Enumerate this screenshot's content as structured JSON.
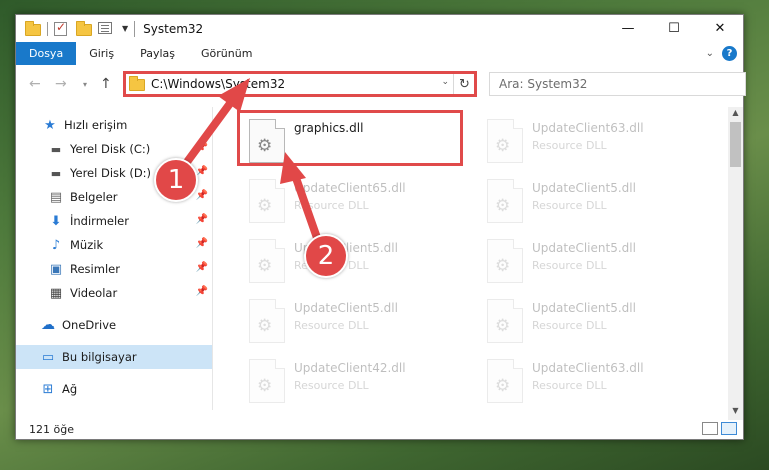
{
  "title_bar": {
    "title": "System32",
    "minimize": "—",
    "maximize": "☐",
    "close": "✕"
  },
  "ribbon": {
    "tabs": [
      "Dosya",
      "Giriş",
      "Paylaş",
      "Görünüm"
    ],
    "collapse_icon": "chevron-down-icon",
    "help": "?"
  },
  "address": {
    "path": "C:\\Windows\\System32",
    "refresh": "↻",
    "search_placeholder": "Ara: System32"
  },
  "nav": {
    "back": "←",
    "forward": "→",
    "recent": "▾",
    "up": "↑"
  },
  "sidebar": {
    "items": [
      {
        "label": "Hızlı erişim",
        "icon": "star-icon"
      },
      {
        "label": "Yerel Disk (C:)",
        "icon": "drive-icon"
      },
      {
        "label": "Yerel Disk (D:)",
        "icon": "drive-icon"
      },
      {
        "label": "Belgeler",
        "icon": "documents-icon"
      },
      {
        "label": "İndirmeler",
        "icon": "download-icon"
      },
      {
        "label": "Müzik",
        "icon": "music-icon"
      },
      {
        "label": "Resimler",
        "icon": "pictures-icon"
      },
      {
        "label": "Videolar",
        "icon": "videos-icon"
      },
      {
        "label": "OneDrive",
        "icon": "cloud-icon"
      },
      {
        "label": "Bu bilgisayar",
        "icon": "computer-icon"
      },
      {
        "label": "Ağ",
        "icon": "network-icon"
      }
    ]
  },
  "files": {
    "selected": {
      "name": "graphics.dll",
      "type": ""
    },
    "tiles": [
      {
        "name": "UpdateClient63.dll",
        "type": "Resource DLL"
      },
      {
        "name": "UpdateClient65.dll",
        "type": "Resource DLL"
      },
      {
        "name": "UpdateClient5.dll",
        "type": "Resource DLL"
      },
      {
        "name": "UpdateClient5.dll",
        "type": "Resource DLL"
      },
      {
        "name": "UpdateClient5.dll",
        "type": "Resource DLL"
      },
      {
        "name": "UpdateClient5.dll",
        "type": "Resource DLL"
      },
      {
        "name": "UpdateClient5.dll",
        "type": "Resource DLL"
      },
      {
        "name": "UpdateClient42.dll",
        "type": "Resource DLL"
      },
      {
        "name": "UpdateClient63.dll",
        "type": "Resource DLL"
      }
    ]
  },
  "status": {
    "count": "121 öğe"
  },
  "annotations": {
    "step1": "1",
    "step2": "2",
    "color": "#e14848"
  }
}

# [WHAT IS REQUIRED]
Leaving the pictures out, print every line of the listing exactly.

# [WRITTEN SOLUTION]
Enumerate this screenshot's content as structured JSON.
{
  "title_bar": {
    "title": "System32",
    "minimize": "—",
    "maximize": "☐",
    "close": "✕"
  },
  "ribbon": {
    "tabs": [
      "Dosya",
      "Giriş",
      "Paylaş",
      "Görünüm"
    ],
    "collapse_icon": "chevron-down-icon",
    "help": "?"
  },
  "address": {
    "path": "C:\\Windows\\System32",
    "refresh": "↻",
    "search_placeholder": "Ara: System32"
  },
  "nav": {
    "back": "←",
    "forward": "→",
    "recent": "▾",
    "up": "↑"
  },
  "sidebar": {
    "items": [
      {
        "label": "Hızlı erişim",
        "icon": "star-icon"
      },
      {
        "label": "Yerel Disk (C:)",
        "icon": "drive-icon"
      },
      {
        "label": "Yerel Disk (D:)",
        "icon": "drive-icon"
      },
      {
        "label": "Belgeler",
        "icon": "documents-icon"
      },
      {
        "label": "İndirmeler",
        "icon": "download-icon"
      },
      {
        "label": "Müzik",
        "icon": "music-icon"
      },
      {
        "label": "Resimler",
        "icon": "pictures-icon"
      },
      {
        "label": "Videolar",
        "icon": "videos-icon"
      },
      {
        "label": "OneDrive",
        "icon": "cloud-icon"
      },
      {
        "label": "Bu bilgisayar",
        "icon": "computer-icon"
      },
      {
        "label": "Ağ",
        "icon": "network-icon"
      }
    ]
  },
  "files": {
    "selected": {
      "name": "graphics.dll",
      "type": ""
    },
    "tiles": [
      {
        "name": "UpdateClient63.dll",
        "type": "Resource DLL"
      },
      {
        "name": "UpdateClient65.dll",
        "type": "Resource DLL"
      },
      {
        "name": "UpdateClient5.dll",
        "type": "Resource DLL"
      },
      {
        "name": "UpdateClient5.dll",
        "type": "Resource DLL"
      },
      {
        "name": "UpdateClient5.dll",
        "type": "Resource DLL"
      },
      {
        "name": "UpdateClient5.dll",
        "type": "Resource DLL"
      },
      {
        "name": "UpdateClient5.dll",
        "type": "Resource DLL"
      },
      {
        "name": "UpdateClient42.dll",
        "type": "Resource DLL"
      },
      {
        "name": "UpdateClient63.dll",
        "type": "Resource DLL"
      }
    ]
  },
  "status": {
    "count": "121 öğe"
  },
  "annotations": {
    "step1": "1",
    "step2": "2",
    "color": "#e14848"
  }
}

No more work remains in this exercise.